On September 19, 2017, an earthquake of the exact same size swept through central Mexico, killing 369 people. The government declared a national emergency. At least 38 buildings in Mexico City collapsed and many more were severely damaged. The earthquake was the deadliest the country had seen in 30 years and occurred on the anniversary of the 1985 earthquake that killed more than 9,000 people.
What makes an earthquake fatal instead of a nuisance? It isn’t just size – as the California 1999 and Mexico 2017 earthquakes show, two earthquakes can be the exact same magnitude and have very different effects. Once an earthquake forms, two elements control how it is felt on the surface: depth and soil.
Earthquakes occur at fault lines, which form where the rocks that make up Earth’s crust come into contact with one another. Large faults, like the San Andreas near California, mark the boundary of two tectonic plates. These plates want to move, reshaping Earth’s surface over the course of time, but have a hard time sliding past one another. Over thousands and millions of years, these movements create mountains, valleys and even supercontinents. As the plates struggle to move, tension builds along faults. When it gets to be too much, rocks break, the plates move and waves of energy ripple through the ground. We experience these seismic waves as the ground moving up and down beneath us – in other words, as an earthquake.
Pat Manley, a professor of geology at Middlebury College, says the first thing she does when she hears about a new earthquake is check its depth. In general, if an earthquake occurs deeper in the earth, for example at 125 miles or below, the waves probably won’t shake the surface very much. If the earthquake is shallower, however, say at just six miles beneath the surface, “that’s probably going to cause some damage,” she says.
“Soil behavior” in the “upper 300 feet” of the planet’s crust also determines how much seismic waves will ultimately move the surface, says Ruth Harris, a seismologist at the U.S. Geological Survey. Seismic waves can travel more easily through loose soils and sediments than through solid rock. Moving through inflexible rocks can cause the waves to lose energy and result in less shaking on the surface.
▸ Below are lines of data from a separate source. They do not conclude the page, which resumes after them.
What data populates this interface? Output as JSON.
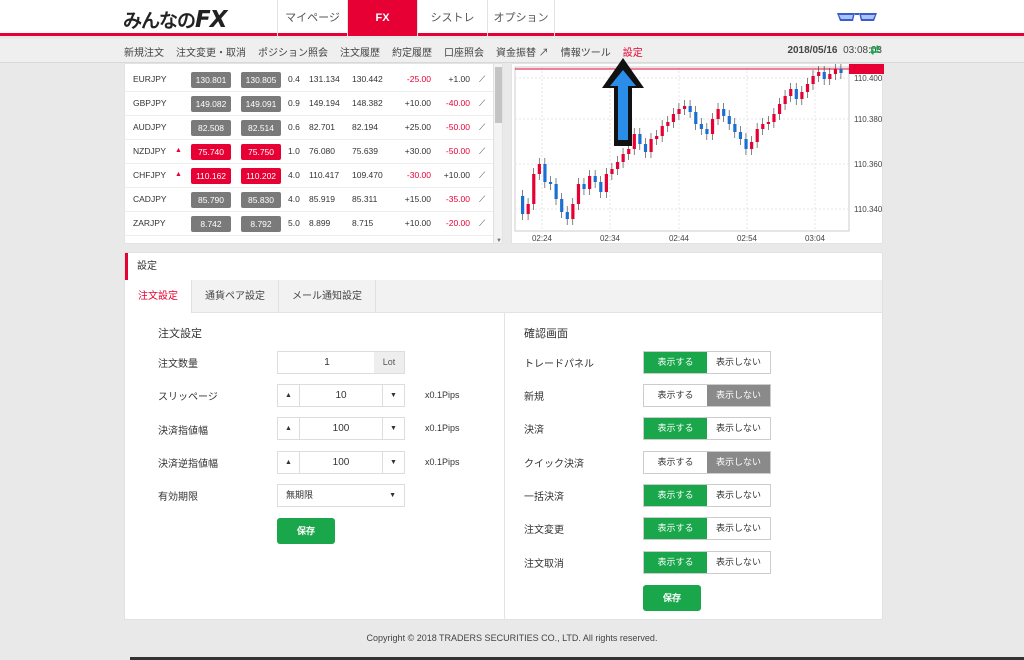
{
  "brand": {
    "logo_prefix": "みんなの",
    "logo_suffix": "FX"
  },
  "top_nav": [
    {
      "label": "マイページ",
      "active": false
    },
    {
      "label": "FX",
      "active": true
    },
    {
      "label": "シストレ",
      "active": false
    },
    {
      "label": "オプション",
      "active": false
    }
  ],
  "sub_nav": [
    {
      "label": "新規注文"
    },
    {
      "label": "注文変更・取消"
    },
    {
      "label": "ポジション照会"
    },
    {
      "label": "注文履歴"
    },
    {
      "label": "約定履歴"
    },
    {
      "label": "口座照会"
    },
    {
      "label": "資金振替 ↗"
    },
    {
      "label": "情報ツール"
    },
    {
      "label": "設定",
      "active": true
    }
  ],
  "datetime": {
    "date": "2018/05/16",
    "time": "03:08:03"
  },
  "rates": [
    {
      "pair": "EURJPY",
      "up": false,
      "bid": "130.801",
      "ask": "130.805",
      "bid_red": false,
      "ask_red": false,
      "spread": "0.4",
      "high": "131.134",
      "low": "130.442",
      "c1": "-25.00",
      "c2": "+1.00"
    },
    {
      "pair": "GBPJPY",
      "up": false,
      "bid": "149.082",
      "ask": "149.091",
      "bid_red": false,
      "ask_red": false,
      "spread": "0.9",
      "high": "149.194",
      "low": "148.382",
      "c1": "+10.00",
      "c2": "-40.00"
    },
    {
      "pair": "AUDJPY",
      "up": false,
      "bid": "82.508",
      "ask": "82.514",
      "bid_red": false,
      "ask_red": false,
      "spread": "0.6",
      "high": "82.701",
      "low": "82.194",
      "c1": "+25.00",
      "c2": "-50.00"
    },
    {
      "pair": "NZDJPY",
      "up": true,
      "bid": "75.740",
      "ask": "75.750",
      "bid_red": true,
      "ask_red": true,
      "spread": "1.0",
      "high": "76.080",
      "low": "75.639",
      "c1": "+30.00",
      "c2": "-50.00"
    },
    {
      "pair": "CHFJPY",
      "up": true,
      "bid": "110.162",
      "ask": "110.202",
      "bid_red": true,
      "ask_red": true,
      "spread": "4.0",
      "high": "110.417",
      "low": "109.470",
      "c1": "-30.00",
      "c2": "+10.00"
    },
    {
      "pair": "CADJPY",
      "up": false,
      "bid": "85.790",
      "ask": "85.830",
      "bid_red": false,
      "ask_red": false,
      "spread": "4.0",
      "high": "85.919",
      "low": "85.311",
      "c1": "+15.00",
      "c2": "-35.00"
    },
    {
      "pair": "ZARJPY",
      "up": false,
      "bid": "8.742",
      "ask": "8.792",
      "bid_red": false,
      "ask_red": false,
      "spread": "5.0",
      "high": "8.899",
      "low": "8.715",
      "c1": "+10.00",
      "c2": "-20.00"
    }
  ],
  "chart": {
    "y_ticks": [
      "110.400",
      "110.380",
      "110.360",
      "110.340"
    ],
    "x_ticks": [
      "02:24",
      "02:34",
      "02:44",
      "02:54",
      "03:04"
    ],
    "colors": {
      "up": "#e60033",
      "down": "#1a6fd4"
    }
  },
  "settings": {
    "header": "設定",
    "tabs": [
      {
        "label": "注文設定",
        "active": true
      },
      {
        "label": "通貨ペア設定",
        "active": false
      },
      {
        "label": "メール通知設定",
        "active": false
      }
    ],
    "order": {
      "title": "注文設定",
      "qty_label": "注文数量",
      "qty_value": "1",
      "qty_unit": "Lot",
      "slip_label": "スリッページ",
      "slip_value": "10",
      "slip_unit": "x0.1Pips",
      "limit_label": "決済指値幅",
      "limit_value": "100",
      "limit_unit": "x0.1Pips",
      "stop_label": "決済逆指値幅",
      "stop_value": "100",
      "stop_unit": "x0.1Pips",
      "expiry_label": "有効期限",
      "expiry_value": "無期限",
      "save": "保存"
    },
    "confirm": {
      "title": "確認画面",
      "show": "表示する",
      "hide": "表示しない",
      "items": [
        {
          "label": "トレードパネル",
          "state": "show"
        },
        {
          "label": "新規",
          "state": "hide"
        },
        {
          "label": "決済",
          "state": "show"
        },
        {
          "label": "クイック決済",
          "state": "hide"
        },
        {
          "label": "一括決済",
          "state": "show"
        },
        {
          "label": "注文変更",
          "state": "show"
        },
        {
          "label": "注文取消",
          "state": "show"
        }
      ],
      "save": "保存"
    }
  },
  "footer": "Copyright © 2018 TRADERS SECURITIES CO., LTD. All rights reserved."
}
Loose soils, in contrast, actually amplify seismic waves, according to Manley, and cause even more shaking on the surface.
Taken together, depth and soil give each earthquake its unique impact. For example, the 1999 California earthquake was relatively shallow, whereas the 2017 Mexico earthquake started much deeper, says Harris. Looking just at the depth, you might assume the California earthquake was more dangerous. But Mexico City is built on an ancient lakebed. Instead of sitting on hard rock, the entire city rests on relatively loose sediments. This makes the city particularly susceptible to earthquakes. It also causes other issues, like the gradual sinking of the land as residents deplete groundwater under the city. The waves in the 2017 earthquake moved through those loose soils deep beneath Mexico City, causing more movement on the surface and leading to a deadly event.
“As we say, earthquakes don’t kill people,” says Manley. “Buildings do.”